Kyoto guide- Tenryu-ji garden

When is the Best Time to Visit?

Kyoto’s location, in a valley surrounded by mountains, makes for cold winters and hot/humid summers. The best time to visit is during the spring months of March, April, and May and during the fall months of October and November. You’ll have milder weather during these times, but they are also the busiest times of the year, with cherry blossoms in the spring being a major draw. Cherry blossoms usually bloom from late March to mid-April. The fall foliage is also beautiful, but it doesn’t draw the same huge crowds that the cherry blossoms do. The cherry blossoms are gorgeous, but the large crowds will definitely slow you down.
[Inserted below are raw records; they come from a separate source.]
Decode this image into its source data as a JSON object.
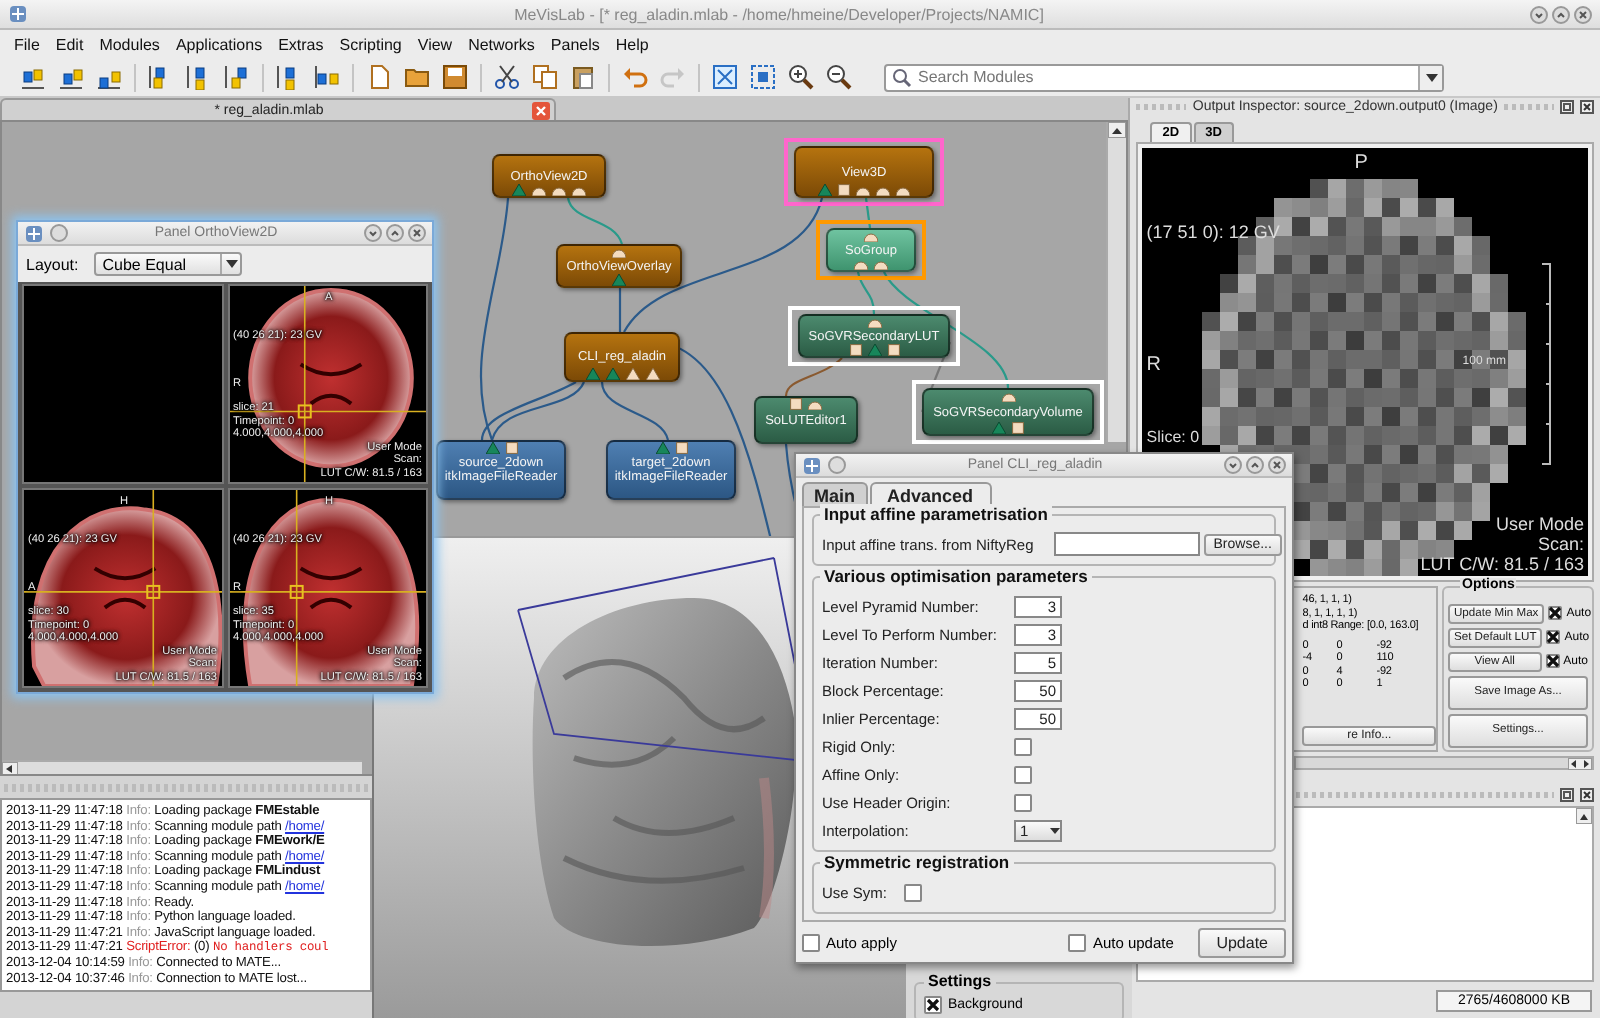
{
  "window": {
    "title": "MeVisLab - [* reg_aladin.mlab - /home/hmeine/Developer/Projects/NAMIC]"
  },
  "menu": [
    "File",
    "Edit",
    "Modules",
    "Applications",
    "Extras",
    "Scripting",
    "View",
    "Networks",
    "Panels",
    "Help"
  ],
  "toolbar": {
    "redo_enabled": false,
    "search": {
      "placeholder": "Search Modules"
    }
  },
  "network": {
    "tab": "* reg_aladin.mlab",
    "nodes": [
      {
        "kind": "macro",
        "name": "OrthoView2D"
      },
      {
        "kind": "macro",
        "name": "OrthoViewOverlay"
      },
      {
        "kind": "macro",
        "name": "CLI_reg_aladin"
      },
      {
        "kind": "module",
        "name": "source_2down",
        "type": "itkImageFileReader"
      },
      {
        "kind": "module",
        "name": "target_2down",
        "type": "itkImageFileReader"
      },
      {
        "kind": "macro",
        "name": "View3D",
        "color": "#ff66cc"
      },
      {
        "kind": "group",
        "name": "SoGroup",
        "color": "#ff9900"
      },
      {
        "kind": "inventor",
        "name": "SoGVRSecondaryLUT",
        "color": "#ffffff"
      },
      {
        "kind": "inventor",
        "name": "SoLUTEditor1"
      },
      {
        "kind": "inventor",
        "name": "SoGVRSecondaryVolume",
        "color": "#ffffff"
      }
    ]
  },
  "ortho_panel": {
    "title": "Panel OrthoView2D",
    "layout_label": "Layout:",
    "layout_value": "Cube Equal",
    "views": [
      {
        "kind": "empty"
      },
      {
        "kind": "axial",
        "top": "A",
        "side": "R",
        "position": "(40 26 21): 23 GV",
        "info": [
          "slice: 21",
          "Timepoint: 0",
          "4.000,4.000,4.000"
        ],
        "mode": [
          "User Mode",
          "Scan:",
          "LUT C/W: 81.5 / 163"
        ]
      },
      {
        "kind": "sagittal",
        "top": "H",
        "side": "A",
        "position": "(40 26 21): 23 GV",
        "info": [
          "slice: 30",
          "Timepoint: 0",
          "4.000,4.000,4.000"
        ],
        "mode": [
          "User Mode",
          "Scan:",
          "LUT C/W: 81.5 / 163"
        ]
      },
      {
        "kind": "coronal",
        "top": "H",
        "side": "R",
        "position": "(40 26 21): 23 GV",
        "info": [
          "slice: 35",
          "Timepoint: 0",
          "4.000,4.000,4.000"
        ],
        "mode": [
          "User Mode",
          "Scan:",
          "LUT C/W: 81.5 / 163"
        ]
      }
    ]
  },
  "log": [
    {
      "time": "2013-11-29 11:47:18",
      "kind": "info",
      "level": "Info:",
      "message": "Loading package **FMEstable**"
    },
    {
      "time": "2013-11-29 11:47:18",
      "kind": "info",
      "level": "Info:",
      "message": "Scanning module path",
      "link": "/home/"
    },
    {
      "time": "2013-11-29 11:47:18",
      "kind": "info",
      "level": "Info:",
      "message": "Loading package **FMEwork/E**"
    },
    {
      "time": "2013-11-29 11:47:18",
      "kind": "info",
      "level": "Info:",
      "message": "Scanning module path",
      "link": "/home/"
    },
    {
      "time": "2013-11-29 11:47:18",
      "kind": "info",
      "level": "Info:",
      "message": "Loading package **FMLindust**"
    },
    {
      "time": "2013-11-29 11:47:18",
      "kind": "info",
      "level": "Info:",
      "message": "Scanning module path",
      "link": "/home/"
    },
    {
      "time": "2013-11-29 11:47:18",
      "kind": "info",
      "level": "Info:",
      "message": "Ready."
    },
    {
      "time": "2013-11-29 11:47:18",
      "kind": "info",
      "level": "Info:",
      "message": "Python language loaded."
    },
    {
      "time": "2013-11-29 11:47:21",
      "kind": "info",
      "level": "Info:",
      "message": "JavaScript language loaded."
    },
    {
      "time": "2013-11-29 11:47:21",
      "kind": "error",
      "level": "ScriptError:",
      "message": "(0)",
      "code": "No handlers coul"
    },
    {
      "time": "2013-12-04 10:14:59",
      "kind": "info",
      "level": "Info:",
      "message": "Connected to MATE..."
    },
    {
      "time": "2013-12-04 10:37:46",
      "kind": "info",
      "level": "Info:",
      "message": "Connection to MATE lost..."
    }
  ],
  "view3d": {
    "settings": {
      "title": "Settings",
      "checkboxes": [
        {
          "label": "Background",
          "checked": true
        }
      ]
    }
  },
  "cli_panel": {
    "title": "Panel CLI_reg_aladin",
    "tabs": [
      {
        "label": "Main",
        "selected": false
      },
      {
        "label": "Advanced",
        "selected": true
      }
    ],
    "groups": [
      {
        "title": "Input affine parametrisation",
        "rows": [
          {
            "kind": "file",
            "label": "Input affine trans. from NiftyReg",
            "button": "Browse..."
          }
        ]
      },
      {
        "title": "Various optimisation parameters",
        "rows": [
          {
            "kind": "number",
            "label": "Level Pyramid Number:",
            "value": "3"
          },
          {
            "kind": "number",
            "label": "Level To Perform Number:",
            "value": "3"
          },
          {
            "kind": "number",
            "label": "Iteration Number:",
            "value": "5"
          },
          {
            "kind": "number",
            "label": "Block Percentage:",
            "value": "50"
          },
          {
            "kind": "number",
            "label": "Inlier Percentage:",
            "value": "50"
          },
          {
            "kind": "checkbox",
            "label": "Rigid Only:",
            "checked": false
          },
          {
            "kind": "checkbox",
            "label": "Affine Only:",
            "checked": false
          },
          {
            "kind": "checkbox",
            "label": "Use Header Origin:",
            "checked": false
          },
          {
            "kind": "combo",
            "label": "Interpolation:",
            "value": "1"
          }
        ]
      },
      {
        "title": "Symmetric registration",
        "rows": [
          {
            "kind": "checkbox",
            "label": "Use Sym:",
            "checked": false
          }
        ]
      }
    ],
    "auto_apply": {
      "label": "Auto apply",
      "checked": false
    },
    "auto_update": {
      "label": "Auto update",
      "checked": false
    },
    "button": "Update"
  },
  "inspector": {
    "title": "Output Inspector: source_2down.output0 (Image)",
    "tabs": [
      {
        "label": "2D",
        "selected": true
      },
      {
        "label": "3D",
        "selected": false
      }
    ],
    "view": {
      "top": "P",
      "position": "(17 51 0): 12 GV",
      "side": "R",
      "scale": "100 mm",
      "slice": "Slice: 0",
      "mode": [
        "User Mode",
        "Scan:",
        "LUT C/W: 81.5 / 163"
      ]
    },
    "info": [
      "46, 1, 1, 1)",
      "8, 1, 1, 1, 1)",
      "d int8  Range: [0.0, 163.0]"
    ],
    "matrix": [
      [
        "0",
        "0",
        "-92"
      ],
      [
        "-4",
        "0",
        "110"
      ],
      [
        "0",
        "4",
        "-92"
      ],
      [
        "0",
        "0",
        "1"
      ]
    ],
    "info_button": "re Info...",
    "options": {
      "title": "Options",
      "rows": [
        {
          "button": "Update Min Max",
          "label": "Auto",
          "checked": true
        },
        {
          "button": "Set Default LUT",
          "label": "Auto",
          "checked": true
        },
        {
          "button": "View All",
          "label": "Auto",
          "checked": true
        }
      ],
      "buttons": [
        "Save Image As...",
        "Settings..."
      ]
    }
  },
  "status": {
    "memory": "2765/4608000 KB"
  }
}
Allow more time for everything you have planned and book far in advance if visiting during this time. Early March and late October and are less crowded and more ideal times to visit.

Things to Do in Kyoto

Kinkaku-ji Temple

Kinkaku-ji, also known as the Golden Pavilion, is a Zen Buddhist temple, located in northern Kyoto. It’s one of Kyoto’s most popular attractions and is an impressive sight. The temple is three stories high with the top two stories covered in pure gold-leaf. The gold leaf and the reflection of the temple in the pond below make for a stunning photo. Kinkaku-ji is always packed with tourists, but the best time to visit is at opening or right before closing during the week. Admission is 400 yen.

Kinkaku-ji temple aka The Golden Pavilion in Kyoto, Japan


Gion is one of Kyoto’s most traditional neighborhoods. The area is always bustling, specifically the main street of Hanami-koji. The popular street extends from Shijo Avenue and continues down to the zen temple of Kennin-ji. It’s lined with traditional wooden structures that are packed with shops, restaurants, and tea houses. Make sure to explore the alleys on either side of the main road. There are some amazing sushi spots and sake bars tucked away. Just don’t expect to find cheap eats here. Everything is priced quite high, but in my opinion, it is worth the cost. I had terrific sushi and a really special dining experience.

Gion is commonly called the geisha district. Geishas are hostesses that are highly trained in the ancient traditions of art, singing, and dancing. They entertain at restaurants and tea houses in the evening hours. These venues are extremely difficult to get into, but if you’re lucky and know where to look, you may be able to see a geisha en route. They wear a very distinctive kimono and makeup, but can still be difficult